Cognition Language Workshop | Janet Pierrehumbert

Janet Pierrehumbert - Northwestern; New Zealand Institute of Language, Brain and Behavior

Regularization in Language Learning and Change

Language systems are highly structured. Yet language learners still encounter inconsistent input. Variation is found both across speakers, and within the productions of individual speakers. If learners reproduced all the variation in the input they received, language systems would not be so highly structured. Instead, all variation across speakers in a community would eventually be picked up and reproduced by every individual in the community. Explaining the empirically observed level of regularity in languages requires a theory of regularization as a cognitive process.

This talk will present experimental and computational results on regularization. The experiments are artificial language learning experiments using a novel game-like computer interface. The model introduces a novel mathematical treatment of the nonlinear decision process linking input to output in language learning. Together, the results indicate that:

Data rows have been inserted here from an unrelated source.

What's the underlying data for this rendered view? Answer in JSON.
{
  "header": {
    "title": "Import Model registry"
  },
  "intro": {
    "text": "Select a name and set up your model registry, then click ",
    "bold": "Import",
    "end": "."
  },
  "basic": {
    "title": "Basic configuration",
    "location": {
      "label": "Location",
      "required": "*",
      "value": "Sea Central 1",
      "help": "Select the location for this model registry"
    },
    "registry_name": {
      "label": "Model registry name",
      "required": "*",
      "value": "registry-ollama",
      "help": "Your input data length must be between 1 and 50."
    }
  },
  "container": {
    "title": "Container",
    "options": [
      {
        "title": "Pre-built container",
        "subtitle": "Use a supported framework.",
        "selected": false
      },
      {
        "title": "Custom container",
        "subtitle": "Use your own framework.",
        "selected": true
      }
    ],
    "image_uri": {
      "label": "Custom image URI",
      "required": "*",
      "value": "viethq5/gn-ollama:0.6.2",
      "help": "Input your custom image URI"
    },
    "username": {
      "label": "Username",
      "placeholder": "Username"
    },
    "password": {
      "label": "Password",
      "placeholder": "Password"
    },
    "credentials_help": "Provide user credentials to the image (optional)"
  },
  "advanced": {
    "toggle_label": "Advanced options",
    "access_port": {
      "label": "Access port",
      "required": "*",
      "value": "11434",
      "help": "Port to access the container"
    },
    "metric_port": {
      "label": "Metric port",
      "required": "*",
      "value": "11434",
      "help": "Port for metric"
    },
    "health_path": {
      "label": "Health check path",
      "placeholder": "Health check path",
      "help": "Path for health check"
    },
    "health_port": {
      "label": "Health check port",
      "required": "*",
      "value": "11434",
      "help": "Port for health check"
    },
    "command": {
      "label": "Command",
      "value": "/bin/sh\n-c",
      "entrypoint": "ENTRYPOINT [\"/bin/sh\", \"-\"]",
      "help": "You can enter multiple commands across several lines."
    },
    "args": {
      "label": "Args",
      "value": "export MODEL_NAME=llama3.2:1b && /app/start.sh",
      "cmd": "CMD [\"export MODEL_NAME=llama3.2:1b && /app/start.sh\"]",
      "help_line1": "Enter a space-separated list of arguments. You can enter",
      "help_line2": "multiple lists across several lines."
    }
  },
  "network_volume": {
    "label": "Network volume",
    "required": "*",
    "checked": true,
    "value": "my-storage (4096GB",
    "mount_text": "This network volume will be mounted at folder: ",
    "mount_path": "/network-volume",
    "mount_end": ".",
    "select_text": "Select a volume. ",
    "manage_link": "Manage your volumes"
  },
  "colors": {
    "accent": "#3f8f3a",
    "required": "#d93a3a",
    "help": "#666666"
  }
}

  • The nonlinearity involved in regularization is sufficiently weak that it can be detected at the micro level (the level of individual experiments) only with very good statistical power.
  • Individual differences in the degree and direction of regularization are considerable.
  • Individual differences, as they interact with social connections,  play a major role in determining which patterns become entrenched as linguistic norms  and which don't in the course of language change. 

The Cognition & Language Workshop is a Geballe Workshop sponsored by the Stanford Humanities Center. We gratefully acknowledge the Humanities Center's support, and additional support from the Center for the Study of Language and Information.

Cognition Language Workshop | Kristen Syrett | Thurs Apr 9, 4pm



Young children the world over appear to expect that a verb presented in a transitive frame surrounded by nouns maps onto a causative meaning and is best associated with an event involving an agent and a patient. At the same time, however, they struggle when a verb appears in an intransitive frame in which two conjoined nouns occupying the subject position. This contrast in performance between the two syntactic environments has been replicated time and again across labs, and has led some researchers to conclude that the fault lies in children’s underdeveloped syntactic representations or in the heuristics they deploy to assign semantic roles to a verb’s arguments. However, I will present the results of a set of word learning studies demonstrating that not only do adults also flounder when presented with a novel verb in an intransitive frame, but when children are provided with semantic support for the form-meaning mapping in the form of an additional informative lexical item or distributional evidence concerning the intended interpretation of the syntactic frame in the discourse, they fare much better with the intransitive frame. These findings suggest that the problem may not be an immature grammar, but rather lack of sufficient information to narrow down the hypothesis space. Verb learning calls upon children’s syntactic, semantic, and pragmatic knowledge. When these aspects of the linguistic system work in concert, mapping form to meaning is facilitated.